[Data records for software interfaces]

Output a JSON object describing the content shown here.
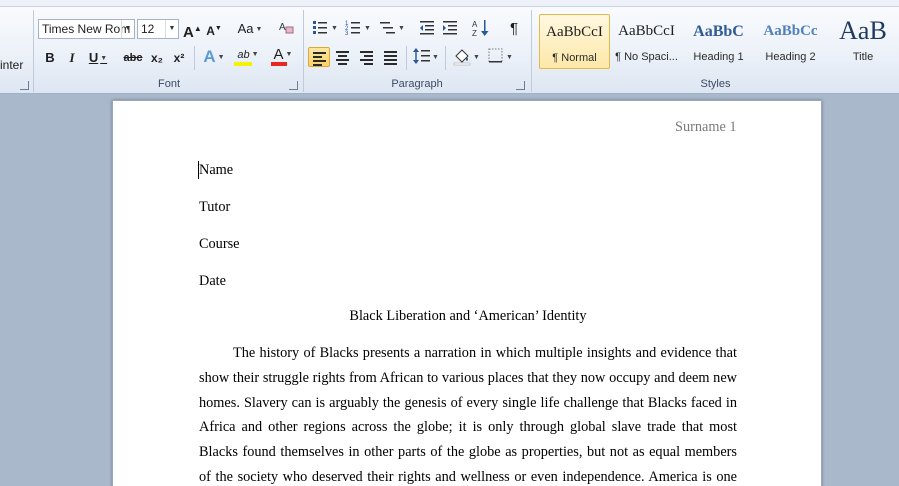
{
  "ribbon": {
    "clipboard": {
      "painter_label": "inter"
    },
    "font": {
      "group_label": "Font",
      "font_name": "Times New Rom",
      "font_size": "12",
      "grow_font": "A",
      "shrink_font": "A",
      "change_case": "Aa",
      "bold": "B",
      "italic": "I",
      "underline": "U",
      "strikethrough": "abc",
      "subscript": "x₂",
      "superscript": "x²",
      "text_effects": "A",
      "highlight": "ab",
      "font_color": "A",
      "highlight_color": "#f5f200",
      "font_color_value": "#e8281e"
    },
    "paragraph": {
      "group_label": "Paragraph",
      "pilcrow": "¶"
    },
    "styles": {
      "group_label": "Styles",
      "items": [
        {
          "sample": "AaBbCcI",
          "name": "¶ Normal",
          "selected": true
        },
        {
          "sample": "AaBbCcI",
          "name": "¶ No Spaci..."
        },
        {
          "sample": "AaBbC",
          "name": "Heading 1"
        },
        {
          "sample": "AaBbCc",
          "name": "Heading 2"
        },
        {
          "sample": "AaB",
          "name": "Title"
        }
      ]
    }
  },
  "document": {
    "header": "Surname 1",
    "lines": [
      "Name",
      "Tutor",
      "Course",
      "Date"
    ],
    "title": "Black Liberation and ‘American’ Identity",
    "paragraph": [
      "The history of Blacks presents a narration in which multiple insights and evidence that",
      "show their struggle rights from African to various places that they now occupy and deem new",
      "homes. Slavery can is arguably the genesis of every single life challenge that Blacks faced in",
      "Africa and other regions across the globe; it is only through global slave trade that most",
      "Blacks found themselves in other parts of the globe as properties, but not as equal members",
      "of the society who deserved their rights and wellness or even independence.  America is one"
    ]
  }
}
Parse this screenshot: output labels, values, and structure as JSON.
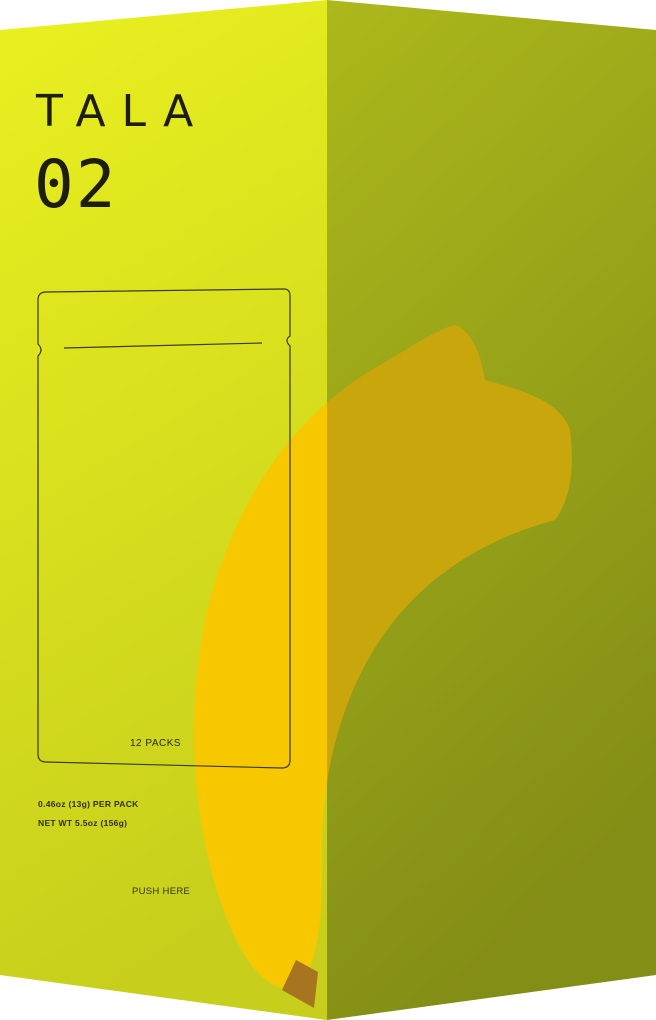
{
  "product": {
    "brand": "TALA",
    "number": "02",
    "packs_label": "12 PACKS",
    "per_pack": "0.46oz (13g) PER PACK",
    "net_weight": "NET WT 5.5oz (156g)",
    "push_label": "PUSH HERE"
  },
  "colors": {
    "front_face_top": "#e9ef1e",
    "front_face_bottom": "#c8d11c",
    "side_face_top": "#a9b51a",
    "side_face_bottom": "#869017",
    "banana": "#f7c600",
    "banana_shadow": "#b8a010",
    "banana_stem": "#a5711f",
    "outline": "#3a3a1c"
  },
  "icons": {
    "pouch": "pouch-outline-icon",
    "banana": "banana-illustration"
  }
}
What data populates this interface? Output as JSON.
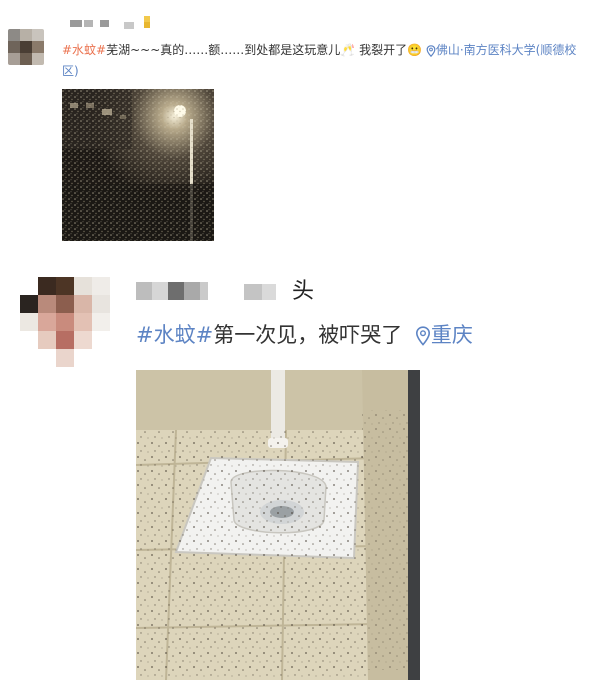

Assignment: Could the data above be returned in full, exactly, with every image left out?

Result for this task:
Output a JSON object describing the content shown here.
{
  "ribbon": {
    "clipboard": {
      "painter_label": "inter"
    },
    "font": {
      "group_label": "Font",
      "font_name": "Times New Rom",
      "font_size": "12",
      "grow_font": "A",
      "shrink_font": "A",
      "change_case": "Aa",
      "bold": "B",
      "italic": "I",
      "underline": "U",
      "strikethrough": "abc",
      "subscript": "x₂",
      "superscript": "x²",
      "text_effects": "A",
      "highlight": "ab",
      "font_color": "A",
      "highlight_color": "#f5f200",
      "font_color_value": "#e8281e"
    },
    "paragraph": {
      "group_label": "Paragraph",
      "pilcrow": "¶"
    },
    "styles": {
      "group_label": "Styles",
      "items": [
        {
          "sample": "AaBbCcI",
          "name": "¶ Normal",
          "selected": true
        },
        {
          "sample": "AaBbCcI",
          "name": "¶ No Spaci..."
        },
        {
          "sample": "AaBbC",
          "name": "Heading 1"
        },
        {
          "sample": "AaBbCc",
          "name": "Heading 2"
        },
        {
          "sample": "AaB",
          "name": "Title"
        }
      ]
    }
  },
  "document": {
    "header": "Surname 1",
    "lines": [
      "Name",
      "Tutor",
      "Course",
      "Date"
    ],
    "title": "Black Liberation and ‘American’ Identity",
    "paragraph": [
      "The history of Blacks presents a narration in which multiple insights and evidence that",
      "show their struggle rights from African to various places that they now occupy and deem new",
      "homes. Slavery can is arguably the genesis of every single life challenge that Blacks faced in",
      "Africa and other regions across the globe; it is only through global slave trade that most",
      "Blacks found themselves in other parts of the globe as properties, but not as equal members",
      "of the society who deserved their rights and wellness or even independence.  America is one"
    ]
  }
}
Parse this screenshot: output labels, values, and structure as JSON.
{
  "product": {
    "brand": "TALA",
    "number": "02",
    "packs_label": "12 PACKS",
    "per_pack": "0.46oz (13g) PER PACK",
    "net_weight": "NET WT 5.5oz (156g)",
    "push_label": "PUSH HERE"
  },
  "colors": {
    "front_face_top": "#e9ef1e",
    "front_face_bottom": "#c8d11c",
    "side_face_top": "#a9b51a",
    "side_face_bottom": "#869017",
    "banana": "#f7c600",
    "banana_shadow": "#b8a010",
    "banana_stem": "#a5711f",
    "outline": "#3a3a1c"
  },
  "icons": {
    "pouch": "pouch-outline-icon",
    "banana": "banana-illustration"
  }
}
What data populates this interface? Output as JSON.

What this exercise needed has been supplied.